Televangelist Pat Robertson once said that church-state separation is a concept propagated by "non-Christian people and atheistic people who conspired to destroy the very foundation of our society." Throughout history, a country's favor for one religion over the other alienates the people within the country who do not share that belief. Such favor does nothing more that tear a country apart. To proclaim that the United States was founded as a Christian nation, or any other type of religious nation, ignores the persecution that so many people settled in this country to escape from. Our founding fathers set up the religion freedom guaranteed to all United States citizens as a means of uniting a country that is full of people from all walks of life.Assignment Ends Here
My motivation in writing this assignment has been the way people have reacted to me upon finding out that I'm not Catholic or Christian or hold any steady belief in a "supreme being." I was baptized into the Roman Catholic church, but during my junior year in high school, I realized that I didn't hold the same ideals and morals that the church did...or any church for that matter. From that point on, I heard criticism from family, friends, and even co-workers because I didn't believe in a god.

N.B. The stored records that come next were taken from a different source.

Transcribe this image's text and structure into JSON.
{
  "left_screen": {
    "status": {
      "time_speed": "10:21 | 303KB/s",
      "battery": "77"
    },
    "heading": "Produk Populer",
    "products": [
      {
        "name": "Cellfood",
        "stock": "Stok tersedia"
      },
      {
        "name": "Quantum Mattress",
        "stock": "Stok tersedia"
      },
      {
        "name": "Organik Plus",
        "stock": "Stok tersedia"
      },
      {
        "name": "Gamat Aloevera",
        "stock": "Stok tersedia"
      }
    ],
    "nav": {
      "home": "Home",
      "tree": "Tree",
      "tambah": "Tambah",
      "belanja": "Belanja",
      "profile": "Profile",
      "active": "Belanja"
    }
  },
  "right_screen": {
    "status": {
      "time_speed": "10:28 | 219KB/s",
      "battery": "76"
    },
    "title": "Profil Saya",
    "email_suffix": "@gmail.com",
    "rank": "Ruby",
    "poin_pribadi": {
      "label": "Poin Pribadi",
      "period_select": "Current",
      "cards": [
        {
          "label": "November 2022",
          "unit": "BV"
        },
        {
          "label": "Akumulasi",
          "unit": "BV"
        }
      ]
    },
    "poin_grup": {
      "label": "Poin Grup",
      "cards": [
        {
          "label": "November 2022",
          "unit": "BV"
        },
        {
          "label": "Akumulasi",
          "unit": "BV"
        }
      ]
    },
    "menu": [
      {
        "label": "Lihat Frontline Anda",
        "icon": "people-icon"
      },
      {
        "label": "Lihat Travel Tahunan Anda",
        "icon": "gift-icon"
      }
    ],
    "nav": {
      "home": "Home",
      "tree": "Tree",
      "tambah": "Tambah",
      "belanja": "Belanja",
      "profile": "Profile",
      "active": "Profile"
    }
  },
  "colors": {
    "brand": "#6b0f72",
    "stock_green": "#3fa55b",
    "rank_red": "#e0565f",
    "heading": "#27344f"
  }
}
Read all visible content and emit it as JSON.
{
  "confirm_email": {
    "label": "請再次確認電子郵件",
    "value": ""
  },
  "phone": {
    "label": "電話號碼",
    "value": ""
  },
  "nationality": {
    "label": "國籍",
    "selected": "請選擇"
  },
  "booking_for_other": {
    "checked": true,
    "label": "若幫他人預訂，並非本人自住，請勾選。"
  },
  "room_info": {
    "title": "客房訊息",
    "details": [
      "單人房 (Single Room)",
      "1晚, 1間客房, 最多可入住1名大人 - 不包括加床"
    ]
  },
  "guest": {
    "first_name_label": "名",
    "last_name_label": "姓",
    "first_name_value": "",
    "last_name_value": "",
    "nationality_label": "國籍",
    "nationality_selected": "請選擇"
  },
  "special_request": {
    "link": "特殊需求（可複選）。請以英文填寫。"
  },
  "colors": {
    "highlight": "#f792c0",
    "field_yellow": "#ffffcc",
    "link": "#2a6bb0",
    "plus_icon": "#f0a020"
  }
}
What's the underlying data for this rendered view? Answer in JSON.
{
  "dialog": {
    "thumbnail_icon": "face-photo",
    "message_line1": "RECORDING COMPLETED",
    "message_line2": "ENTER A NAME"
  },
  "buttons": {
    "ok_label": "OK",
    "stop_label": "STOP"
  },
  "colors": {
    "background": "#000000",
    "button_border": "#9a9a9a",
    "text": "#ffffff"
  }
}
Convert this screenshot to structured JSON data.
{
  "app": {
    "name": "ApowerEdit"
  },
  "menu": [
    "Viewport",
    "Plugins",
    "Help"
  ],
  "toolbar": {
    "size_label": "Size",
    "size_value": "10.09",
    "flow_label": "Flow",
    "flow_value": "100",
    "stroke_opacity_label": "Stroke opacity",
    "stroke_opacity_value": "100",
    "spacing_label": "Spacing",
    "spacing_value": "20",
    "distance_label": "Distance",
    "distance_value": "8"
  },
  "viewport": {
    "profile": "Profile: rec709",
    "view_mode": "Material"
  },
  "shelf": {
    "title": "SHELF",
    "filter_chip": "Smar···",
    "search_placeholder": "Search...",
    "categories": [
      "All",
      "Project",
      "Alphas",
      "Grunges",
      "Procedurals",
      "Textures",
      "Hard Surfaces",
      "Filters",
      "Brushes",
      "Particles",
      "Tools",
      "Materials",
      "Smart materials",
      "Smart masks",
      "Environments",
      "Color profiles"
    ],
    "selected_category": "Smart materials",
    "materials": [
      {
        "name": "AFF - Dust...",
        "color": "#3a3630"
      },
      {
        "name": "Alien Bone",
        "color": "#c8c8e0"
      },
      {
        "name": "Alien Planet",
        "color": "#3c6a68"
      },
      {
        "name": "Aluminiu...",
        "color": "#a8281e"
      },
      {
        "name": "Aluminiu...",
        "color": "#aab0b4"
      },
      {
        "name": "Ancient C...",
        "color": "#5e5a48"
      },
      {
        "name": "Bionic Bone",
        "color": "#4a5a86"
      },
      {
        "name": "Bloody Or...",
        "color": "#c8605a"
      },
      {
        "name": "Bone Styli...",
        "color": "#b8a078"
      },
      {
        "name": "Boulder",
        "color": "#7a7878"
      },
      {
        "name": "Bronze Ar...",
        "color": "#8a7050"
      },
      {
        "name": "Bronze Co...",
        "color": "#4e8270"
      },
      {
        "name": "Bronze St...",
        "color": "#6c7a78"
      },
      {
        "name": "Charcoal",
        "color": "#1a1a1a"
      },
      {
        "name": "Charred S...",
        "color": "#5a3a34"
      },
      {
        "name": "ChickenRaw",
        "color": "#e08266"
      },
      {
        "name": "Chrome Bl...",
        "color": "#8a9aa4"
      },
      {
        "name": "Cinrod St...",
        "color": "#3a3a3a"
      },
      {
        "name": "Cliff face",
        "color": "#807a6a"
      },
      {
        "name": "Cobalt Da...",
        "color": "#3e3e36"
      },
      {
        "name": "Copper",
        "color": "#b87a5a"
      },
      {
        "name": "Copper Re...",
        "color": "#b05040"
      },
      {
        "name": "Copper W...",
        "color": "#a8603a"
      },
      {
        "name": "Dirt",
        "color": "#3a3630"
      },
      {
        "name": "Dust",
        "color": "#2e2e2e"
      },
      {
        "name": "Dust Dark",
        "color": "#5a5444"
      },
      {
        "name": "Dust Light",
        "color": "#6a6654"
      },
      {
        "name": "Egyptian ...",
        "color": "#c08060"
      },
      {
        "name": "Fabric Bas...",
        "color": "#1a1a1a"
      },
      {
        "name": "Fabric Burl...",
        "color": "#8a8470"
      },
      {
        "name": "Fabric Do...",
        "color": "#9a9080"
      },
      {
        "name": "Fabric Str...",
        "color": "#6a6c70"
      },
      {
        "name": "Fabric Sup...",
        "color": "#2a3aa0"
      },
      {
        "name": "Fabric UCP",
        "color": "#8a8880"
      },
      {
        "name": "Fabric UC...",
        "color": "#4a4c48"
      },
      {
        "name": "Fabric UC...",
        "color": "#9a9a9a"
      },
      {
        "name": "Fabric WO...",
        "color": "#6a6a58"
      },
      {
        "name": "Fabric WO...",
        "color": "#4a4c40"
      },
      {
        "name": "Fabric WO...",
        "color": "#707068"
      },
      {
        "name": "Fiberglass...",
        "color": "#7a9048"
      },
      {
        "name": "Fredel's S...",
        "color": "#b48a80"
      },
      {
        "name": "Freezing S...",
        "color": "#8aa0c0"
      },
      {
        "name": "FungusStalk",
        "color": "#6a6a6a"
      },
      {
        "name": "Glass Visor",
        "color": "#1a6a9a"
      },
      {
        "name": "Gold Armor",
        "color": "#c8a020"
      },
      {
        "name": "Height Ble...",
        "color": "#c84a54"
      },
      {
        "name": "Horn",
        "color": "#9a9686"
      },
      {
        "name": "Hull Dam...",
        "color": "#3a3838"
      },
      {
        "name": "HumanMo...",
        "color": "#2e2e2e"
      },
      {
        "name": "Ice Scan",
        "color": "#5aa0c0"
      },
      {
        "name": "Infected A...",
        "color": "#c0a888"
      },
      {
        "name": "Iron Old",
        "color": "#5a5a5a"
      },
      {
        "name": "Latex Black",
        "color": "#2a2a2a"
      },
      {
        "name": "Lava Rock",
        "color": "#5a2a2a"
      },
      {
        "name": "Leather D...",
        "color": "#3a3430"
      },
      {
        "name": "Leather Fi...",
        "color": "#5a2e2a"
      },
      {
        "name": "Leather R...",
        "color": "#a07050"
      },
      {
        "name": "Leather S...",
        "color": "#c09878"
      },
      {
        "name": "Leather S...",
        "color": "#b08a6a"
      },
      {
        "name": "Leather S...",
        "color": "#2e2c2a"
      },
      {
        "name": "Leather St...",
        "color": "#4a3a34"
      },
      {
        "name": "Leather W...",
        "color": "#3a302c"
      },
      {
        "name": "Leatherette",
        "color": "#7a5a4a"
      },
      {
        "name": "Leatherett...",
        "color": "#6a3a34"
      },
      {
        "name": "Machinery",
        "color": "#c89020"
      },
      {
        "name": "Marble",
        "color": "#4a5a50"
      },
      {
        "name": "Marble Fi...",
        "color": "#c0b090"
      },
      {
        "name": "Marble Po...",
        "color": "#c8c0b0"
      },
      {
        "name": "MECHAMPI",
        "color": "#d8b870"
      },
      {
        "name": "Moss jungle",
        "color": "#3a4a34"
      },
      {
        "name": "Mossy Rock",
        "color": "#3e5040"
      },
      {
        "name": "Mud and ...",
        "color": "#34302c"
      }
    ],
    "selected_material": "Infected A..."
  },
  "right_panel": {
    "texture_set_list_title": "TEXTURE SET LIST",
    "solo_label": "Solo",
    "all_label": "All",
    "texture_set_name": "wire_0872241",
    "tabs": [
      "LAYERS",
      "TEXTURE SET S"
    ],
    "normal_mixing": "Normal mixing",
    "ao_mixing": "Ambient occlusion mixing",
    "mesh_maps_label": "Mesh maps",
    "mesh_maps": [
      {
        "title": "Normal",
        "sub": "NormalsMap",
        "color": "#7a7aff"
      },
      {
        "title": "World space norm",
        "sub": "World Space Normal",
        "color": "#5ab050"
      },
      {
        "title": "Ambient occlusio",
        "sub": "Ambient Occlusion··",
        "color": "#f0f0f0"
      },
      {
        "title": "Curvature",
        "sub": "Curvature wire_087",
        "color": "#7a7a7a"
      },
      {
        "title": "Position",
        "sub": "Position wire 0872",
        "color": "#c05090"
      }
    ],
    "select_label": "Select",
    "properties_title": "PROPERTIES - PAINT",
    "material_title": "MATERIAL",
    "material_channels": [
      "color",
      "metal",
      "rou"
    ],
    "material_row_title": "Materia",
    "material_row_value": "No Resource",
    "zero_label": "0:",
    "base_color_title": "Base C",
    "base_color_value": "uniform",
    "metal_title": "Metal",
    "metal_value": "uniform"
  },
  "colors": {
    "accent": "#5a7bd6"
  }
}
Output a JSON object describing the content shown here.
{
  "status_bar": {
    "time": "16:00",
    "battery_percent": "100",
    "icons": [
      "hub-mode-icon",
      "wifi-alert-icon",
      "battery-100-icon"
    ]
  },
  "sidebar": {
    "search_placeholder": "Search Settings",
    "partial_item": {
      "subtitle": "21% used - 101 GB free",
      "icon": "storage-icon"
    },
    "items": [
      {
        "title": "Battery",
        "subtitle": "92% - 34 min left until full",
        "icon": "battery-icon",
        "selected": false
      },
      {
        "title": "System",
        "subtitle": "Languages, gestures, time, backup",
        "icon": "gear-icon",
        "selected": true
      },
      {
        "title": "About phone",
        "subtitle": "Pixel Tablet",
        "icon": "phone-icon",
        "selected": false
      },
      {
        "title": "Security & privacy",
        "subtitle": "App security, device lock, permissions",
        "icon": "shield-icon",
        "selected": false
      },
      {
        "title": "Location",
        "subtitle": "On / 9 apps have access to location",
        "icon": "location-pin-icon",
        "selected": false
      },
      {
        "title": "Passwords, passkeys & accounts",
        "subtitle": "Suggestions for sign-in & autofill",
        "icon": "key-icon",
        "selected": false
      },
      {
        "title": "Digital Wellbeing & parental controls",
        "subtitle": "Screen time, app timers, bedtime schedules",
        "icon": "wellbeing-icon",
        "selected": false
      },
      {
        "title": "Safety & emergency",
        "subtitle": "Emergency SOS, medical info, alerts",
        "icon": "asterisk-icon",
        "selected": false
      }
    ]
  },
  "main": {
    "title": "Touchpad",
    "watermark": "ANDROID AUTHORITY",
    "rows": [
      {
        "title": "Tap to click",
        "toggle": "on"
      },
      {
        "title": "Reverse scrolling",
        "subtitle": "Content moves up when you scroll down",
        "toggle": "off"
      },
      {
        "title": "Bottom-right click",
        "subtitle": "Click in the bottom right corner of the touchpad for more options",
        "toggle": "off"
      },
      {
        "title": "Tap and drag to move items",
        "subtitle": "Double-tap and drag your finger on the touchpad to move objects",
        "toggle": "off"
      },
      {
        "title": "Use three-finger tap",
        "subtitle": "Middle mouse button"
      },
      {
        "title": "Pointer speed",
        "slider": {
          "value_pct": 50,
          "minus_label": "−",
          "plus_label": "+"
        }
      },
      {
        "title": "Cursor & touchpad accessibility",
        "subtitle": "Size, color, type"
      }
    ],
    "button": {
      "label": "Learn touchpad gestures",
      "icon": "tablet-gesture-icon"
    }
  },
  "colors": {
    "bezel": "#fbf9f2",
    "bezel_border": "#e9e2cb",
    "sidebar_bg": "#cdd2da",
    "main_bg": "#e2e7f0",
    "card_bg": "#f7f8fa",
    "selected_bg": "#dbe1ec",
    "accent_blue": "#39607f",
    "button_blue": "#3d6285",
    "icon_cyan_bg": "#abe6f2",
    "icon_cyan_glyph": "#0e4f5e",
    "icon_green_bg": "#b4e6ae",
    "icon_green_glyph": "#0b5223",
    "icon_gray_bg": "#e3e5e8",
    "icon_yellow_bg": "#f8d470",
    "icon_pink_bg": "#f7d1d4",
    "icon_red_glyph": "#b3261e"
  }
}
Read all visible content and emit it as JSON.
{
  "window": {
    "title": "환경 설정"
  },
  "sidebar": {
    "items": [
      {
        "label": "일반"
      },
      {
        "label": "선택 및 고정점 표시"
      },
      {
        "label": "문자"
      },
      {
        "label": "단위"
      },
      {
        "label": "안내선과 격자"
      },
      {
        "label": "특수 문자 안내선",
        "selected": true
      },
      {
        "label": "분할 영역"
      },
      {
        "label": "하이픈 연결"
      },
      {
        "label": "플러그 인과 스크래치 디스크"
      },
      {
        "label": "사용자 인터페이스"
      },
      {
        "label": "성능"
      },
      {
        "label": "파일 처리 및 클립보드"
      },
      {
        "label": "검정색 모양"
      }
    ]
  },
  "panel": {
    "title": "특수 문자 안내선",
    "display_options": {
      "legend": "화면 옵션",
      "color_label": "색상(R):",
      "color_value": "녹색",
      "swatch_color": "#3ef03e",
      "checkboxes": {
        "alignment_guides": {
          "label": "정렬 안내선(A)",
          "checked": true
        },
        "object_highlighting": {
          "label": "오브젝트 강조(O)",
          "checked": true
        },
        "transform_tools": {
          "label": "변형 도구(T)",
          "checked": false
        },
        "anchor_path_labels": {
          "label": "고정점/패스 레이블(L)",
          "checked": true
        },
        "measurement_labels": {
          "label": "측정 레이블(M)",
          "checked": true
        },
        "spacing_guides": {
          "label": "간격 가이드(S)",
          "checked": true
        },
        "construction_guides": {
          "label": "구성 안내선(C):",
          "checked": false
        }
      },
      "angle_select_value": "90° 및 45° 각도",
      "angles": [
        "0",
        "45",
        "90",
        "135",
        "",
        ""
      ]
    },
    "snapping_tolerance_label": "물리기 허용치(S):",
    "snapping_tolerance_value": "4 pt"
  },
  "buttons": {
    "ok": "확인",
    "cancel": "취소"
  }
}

I didn't ever see a hint of the concept of "freedom of religion" until I moved to Austin for a few years. The ATX is a very liberal city with so much to do. There was a even a television program on local public television that discussed athiest issues. The phrase "Keep Austin Weird" holds very true. Simply put, you can be who you are in Austin. I thought I would completely lose that freedom moving back to San Antonio, but either the city has grown, or the people around me have. It was nice to have an intelligent conversation about religious differences with someone who wouldn't even listen to me before. It didn't feel like Austin, but it was still good.
Then, I returned to college. Only this time, it was UTSA instead of UT-Austin. And there is one student group that was constantly under fire during my first semester there. So many students were quick to judge them because of their name: The Athiest Agenda. And why? Because they put fliers around campus inviting people to discuss their reiligious beliefs with them. Listening to all the criticism made me wonder if freedom of religion really does exist in this country.
For the record, I am an agnostic. I feel that people have the right to believe whatever they want to believe, but they don't have the right to impose that belief on someone else, especially when that other person didn't ask to be preached to. As long as people continue to criticize someone because they don't have the same beliefs he/she does, then we will never truly have freedom of religion in this country.Return to the top